- Work instructions: Return the records word for word. Pictures do not belong in the copy.

START The input

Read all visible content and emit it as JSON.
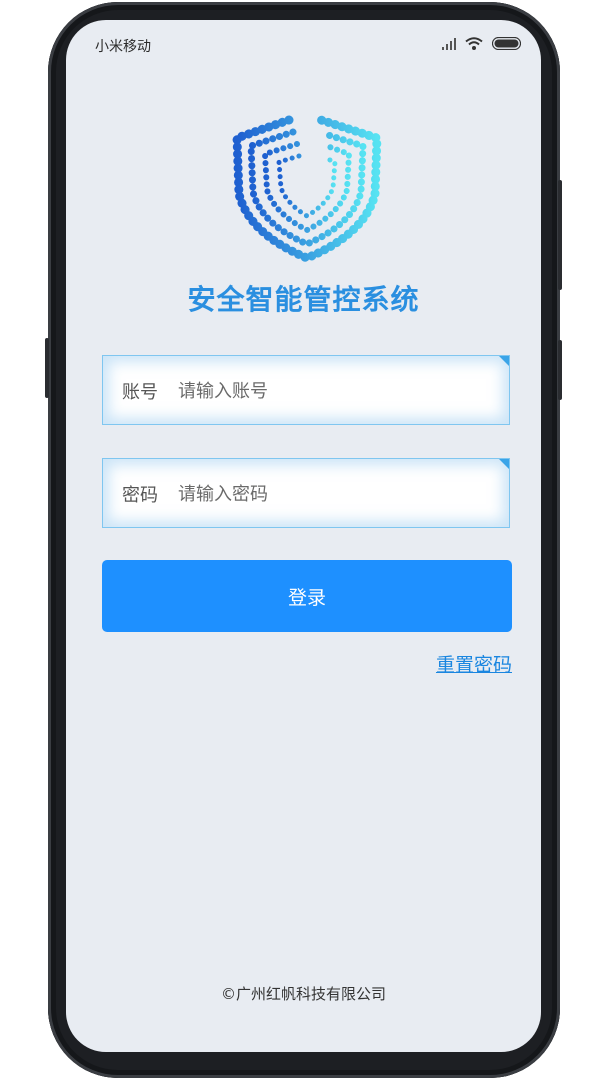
{
  "status_bar": {
    "carrier": "小米移动",
    "icons": [
      "signal-icon",
      "wifi-icon",
      "battery-icon"
    ]
  },
  "app": {
    "logo_icon": "shield-logo-icon",
    "title": "安全智能管控系统",
    "title_color": "#2a8fe0"
  },
  "form": {
    "account": {
      "label": "账号",
      "placeholder": "请输入账号",
      "value": ""
    },
    "password": {
      "label": "密码",
      "placeholder": "请输入密码",
      "value": ""
    },
    "login_label": "登录",
    "reset_label": "重置密码"
  },
  "footer": {
    "copyright": "©广州红帆科技有限公司"
  },
  "colors": {
    "primary": "#1e90ff",
    "link": "#1a86e0",
    "background": "#e8ecf2",
    "field_border": "#7fc6f0"
  }
}
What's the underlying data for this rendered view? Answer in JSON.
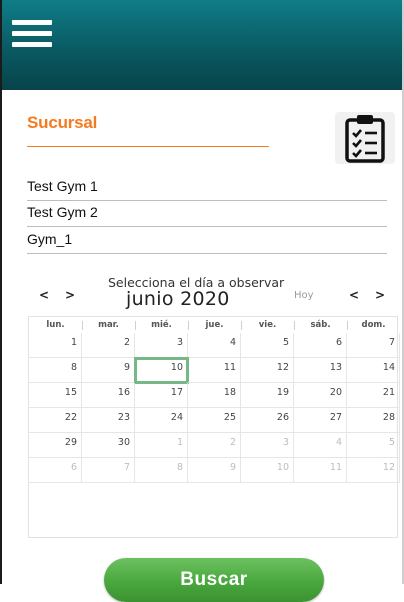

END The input

- Answer for the task:
Read all visible content and emit it as JSON.
{
  "status_bar": {
    "carrier": "小米移动",
    "icons": [
      "signal-icon",
      "wifi-icon",
      "battery-icon"
    ]
  },
  "app": {
    "logo_icon": "shield-logo-icon",
    "title": "安全智能管控系统",
    "title_color": "#2a8fe0"
  },
  "form": {
    "account": {
      "label": "账号",
      "placeholder": "请输入账号",
      "value": ""
    },
    "password": {
      "label": "密码",
      "placeholder": "请输入密码",
      "value": ""
    },
    "login_label": "登录",
    "reset_label": "重置密码"
  },
  "footer": {
    "copyright": "©广州红帆科技有限公司"
  },
  "colors": {
    "primary": "#1e90ff",
    "link": "#1a86e0",
    "background": "#e8ecf2",
    "field_border": "#7fc6f0"
  }
}
What's the underlying data for this rendered view? Answer in JSON.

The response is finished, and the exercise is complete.